It seems wishful thinking to imagine these developments will quickly reverse.


Printed money won't save us, nor will China


I have just recorded a new interview with Merryn Somerset Webb, editor-in-chief ...

Learn more

China focuses on mobile internet for domestic growth


China’s President Xi went to Seattle at the start of his recent US visit, ...

Learn more
More posts
Oil prices start to reconnect with coal and gas

Oil prices are finally starting to reconnect with other fossil fuel prices, as the chart shows.  It...

Oil markets hit perfect storm as coronavirus cuts demand

Former Saudi Oil Minister Sheikh Yamani’s warning in 2000 looks increasingly prophetic today: ...

Oil markets hold their ‘flag shape’ for the moment, as recession risks mount

Oil markets can’t quite make up their mind as to what they want to do, as the chart confirms. ...

Oil market weakness suggests recession now more likely than Middle East war

Oil markets remain poised between fear of recession and fear of a US attack on Iran. But gradually i...

Recession risk rises as Iran tensions and US-China trade war build

Oil markets are once again uneasily balanced between two completely different outcomes – and o...

Déjà vu all over again for oil markets as recession risks rise

Back in 2015, veteran Saudi Oil Minister Ali  Naimi was very clear about Saudi’s need to adop...

Oil prices flag recession risk as Iranian geopolitical tensions rise

Today, we have “lies, fake news and statistics” rather than the old phrase “lies, ...

Saudi oil policy risks creating perfect storm for Aramco flotation

Good business strategies generally create good investments over the longer term. And so Aramco need...


Market Intelligence

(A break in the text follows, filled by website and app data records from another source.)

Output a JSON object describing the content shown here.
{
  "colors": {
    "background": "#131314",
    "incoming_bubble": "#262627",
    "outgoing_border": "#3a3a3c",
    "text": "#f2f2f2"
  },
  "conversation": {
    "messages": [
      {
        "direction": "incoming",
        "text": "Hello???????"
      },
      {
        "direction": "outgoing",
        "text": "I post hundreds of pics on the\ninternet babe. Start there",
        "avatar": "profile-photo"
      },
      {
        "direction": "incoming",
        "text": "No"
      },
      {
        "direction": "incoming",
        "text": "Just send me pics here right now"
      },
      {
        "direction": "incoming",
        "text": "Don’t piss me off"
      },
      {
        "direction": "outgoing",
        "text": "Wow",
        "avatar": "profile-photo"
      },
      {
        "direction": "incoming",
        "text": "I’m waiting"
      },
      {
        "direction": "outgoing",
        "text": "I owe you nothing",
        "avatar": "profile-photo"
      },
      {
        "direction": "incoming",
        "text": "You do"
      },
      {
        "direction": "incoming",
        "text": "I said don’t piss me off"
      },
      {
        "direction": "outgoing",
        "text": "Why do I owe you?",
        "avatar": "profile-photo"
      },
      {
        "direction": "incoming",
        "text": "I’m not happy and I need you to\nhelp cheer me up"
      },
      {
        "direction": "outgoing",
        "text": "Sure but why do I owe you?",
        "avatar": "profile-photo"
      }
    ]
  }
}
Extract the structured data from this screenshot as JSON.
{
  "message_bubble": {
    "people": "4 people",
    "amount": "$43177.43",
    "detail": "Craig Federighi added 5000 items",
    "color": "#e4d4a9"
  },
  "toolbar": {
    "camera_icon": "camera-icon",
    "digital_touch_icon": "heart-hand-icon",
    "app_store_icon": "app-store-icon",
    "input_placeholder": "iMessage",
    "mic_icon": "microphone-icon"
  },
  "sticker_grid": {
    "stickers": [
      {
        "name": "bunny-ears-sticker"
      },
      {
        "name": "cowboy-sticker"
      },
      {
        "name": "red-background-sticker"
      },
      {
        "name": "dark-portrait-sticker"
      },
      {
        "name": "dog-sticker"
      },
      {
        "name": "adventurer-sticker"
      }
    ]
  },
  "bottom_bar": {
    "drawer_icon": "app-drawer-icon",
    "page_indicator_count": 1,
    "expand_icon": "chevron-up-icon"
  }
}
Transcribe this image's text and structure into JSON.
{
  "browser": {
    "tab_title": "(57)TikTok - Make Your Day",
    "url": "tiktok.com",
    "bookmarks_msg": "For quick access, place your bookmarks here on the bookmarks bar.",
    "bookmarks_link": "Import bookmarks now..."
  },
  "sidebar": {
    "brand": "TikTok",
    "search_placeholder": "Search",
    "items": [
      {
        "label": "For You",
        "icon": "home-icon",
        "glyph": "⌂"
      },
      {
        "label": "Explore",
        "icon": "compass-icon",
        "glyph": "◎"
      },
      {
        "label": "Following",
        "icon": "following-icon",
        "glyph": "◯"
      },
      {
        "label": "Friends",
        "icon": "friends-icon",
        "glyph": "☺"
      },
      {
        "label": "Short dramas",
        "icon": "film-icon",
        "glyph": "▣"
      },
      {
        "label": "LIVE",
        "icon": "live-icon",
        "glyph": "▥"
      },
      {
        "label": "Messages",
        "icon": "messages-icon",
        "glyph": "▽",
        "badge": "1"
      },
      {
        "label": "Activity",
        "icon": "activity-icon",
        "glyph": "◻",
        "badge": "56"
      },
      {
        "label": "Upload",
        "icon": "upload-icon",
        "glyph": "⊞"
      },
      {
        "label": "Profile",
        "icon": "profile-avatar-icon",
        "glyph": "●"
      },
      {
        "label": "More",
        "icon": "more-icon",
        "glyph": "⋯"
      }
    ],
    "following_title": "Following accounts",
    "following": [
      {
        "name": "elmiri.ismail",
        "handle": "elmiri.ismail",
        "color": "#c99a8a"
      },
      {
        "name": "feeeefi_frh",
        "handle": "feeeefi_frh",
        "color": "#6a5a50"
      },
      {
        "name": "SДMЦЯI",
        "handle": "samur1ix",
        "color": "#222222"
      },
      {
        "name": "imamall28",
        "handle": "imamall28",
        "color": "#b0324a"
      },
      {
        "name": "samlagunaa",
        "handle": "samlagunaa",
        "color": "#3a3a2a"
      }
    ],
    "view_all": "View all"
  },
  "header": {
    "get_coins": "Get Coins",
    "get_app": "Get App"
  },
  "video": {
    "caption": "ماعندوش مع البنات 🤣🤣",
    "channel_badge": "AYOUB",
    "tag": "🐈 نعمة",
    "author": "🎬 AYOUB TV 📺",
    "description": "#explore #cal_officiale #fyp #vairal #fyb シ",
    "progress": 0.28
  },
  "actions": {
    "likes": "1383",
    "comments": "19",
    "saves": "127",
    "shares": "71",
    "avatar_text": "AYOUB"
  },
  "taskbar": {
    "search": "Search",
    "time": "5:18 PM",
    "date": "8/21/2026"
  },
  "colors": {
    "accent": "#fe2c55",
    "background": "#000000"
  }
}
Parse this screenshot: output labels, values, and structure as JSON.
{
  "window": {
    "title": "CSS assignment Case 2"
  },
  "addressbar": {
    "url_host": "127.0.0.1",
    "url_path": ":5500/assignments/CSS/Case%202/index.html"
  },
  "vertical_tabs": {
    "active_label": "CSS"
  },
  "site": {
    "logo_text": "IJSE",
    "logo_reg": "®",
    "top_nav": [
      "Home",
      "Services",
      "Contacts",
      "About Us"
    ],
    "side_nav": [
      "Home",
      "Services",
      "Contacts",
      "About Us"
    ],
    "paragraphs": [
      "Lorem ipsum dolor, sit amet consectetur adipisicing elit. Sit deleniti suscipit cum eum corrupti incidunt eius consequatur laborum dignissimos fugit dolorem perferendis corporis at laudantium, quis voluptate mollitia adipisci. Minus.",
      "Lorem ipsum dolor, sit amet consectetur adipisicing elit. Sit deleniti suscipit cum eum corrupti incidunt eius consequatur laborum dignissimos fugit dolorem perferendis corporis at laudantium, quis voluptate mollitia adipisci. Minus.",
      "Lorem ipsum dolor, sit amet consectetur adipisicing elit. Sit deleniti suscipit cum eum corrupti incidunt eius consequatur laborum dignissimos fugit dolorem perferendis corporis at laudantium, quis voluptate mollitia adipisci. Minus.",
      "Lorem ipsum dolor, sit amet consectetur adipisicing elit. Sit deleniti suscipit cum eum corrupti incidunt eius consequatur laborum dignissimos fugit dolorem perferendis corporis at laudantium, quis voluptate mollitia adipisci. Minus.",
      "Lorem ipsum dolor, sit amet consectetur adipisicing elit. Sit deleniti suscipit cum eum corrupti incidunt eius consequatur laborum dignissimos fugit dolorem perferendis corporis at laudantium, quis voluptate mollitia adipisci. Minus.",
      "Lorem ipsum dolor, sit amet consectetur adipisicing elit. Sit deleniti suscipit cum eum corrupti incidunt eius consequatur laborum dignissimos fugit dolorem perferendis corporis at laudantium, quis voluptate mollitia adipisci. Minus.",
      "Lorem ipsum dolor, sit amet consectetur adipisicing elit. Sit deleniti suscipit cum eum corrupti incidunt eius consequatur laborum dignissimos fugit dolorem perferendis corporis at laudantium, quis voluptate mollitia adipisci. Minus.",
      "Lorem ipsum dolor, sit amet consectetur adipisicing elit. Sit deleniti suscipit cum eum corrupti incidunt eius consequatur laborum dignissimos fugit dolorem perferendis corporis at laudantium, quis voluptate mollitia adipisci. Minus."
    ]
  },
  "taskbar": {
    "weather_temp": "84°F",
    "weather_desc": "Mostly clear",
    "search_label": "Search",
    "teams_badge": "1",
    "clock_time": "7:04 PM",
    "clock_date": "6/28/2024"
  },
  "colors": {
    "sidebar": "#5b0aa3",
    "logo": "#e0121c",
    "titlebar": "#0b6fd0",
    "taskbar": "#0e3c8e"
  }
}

ICIS provides market intelligence that help businesses in the energy, petrochemical and fertilizer industries.

Learn more


Across the globe, ICIS consultants provide detailed analysis and forecasting for the petrochemical, energy and fertilizer markets.

Learn more

Specialist Services

Find out more about how our specialist consulting services, events, conferences and training courses can help your teams.

Learn more

ICIS Insight

From our news service to our thought-leadership content, ICIS experts bring you the latest news and insight, when you need it.

Learn more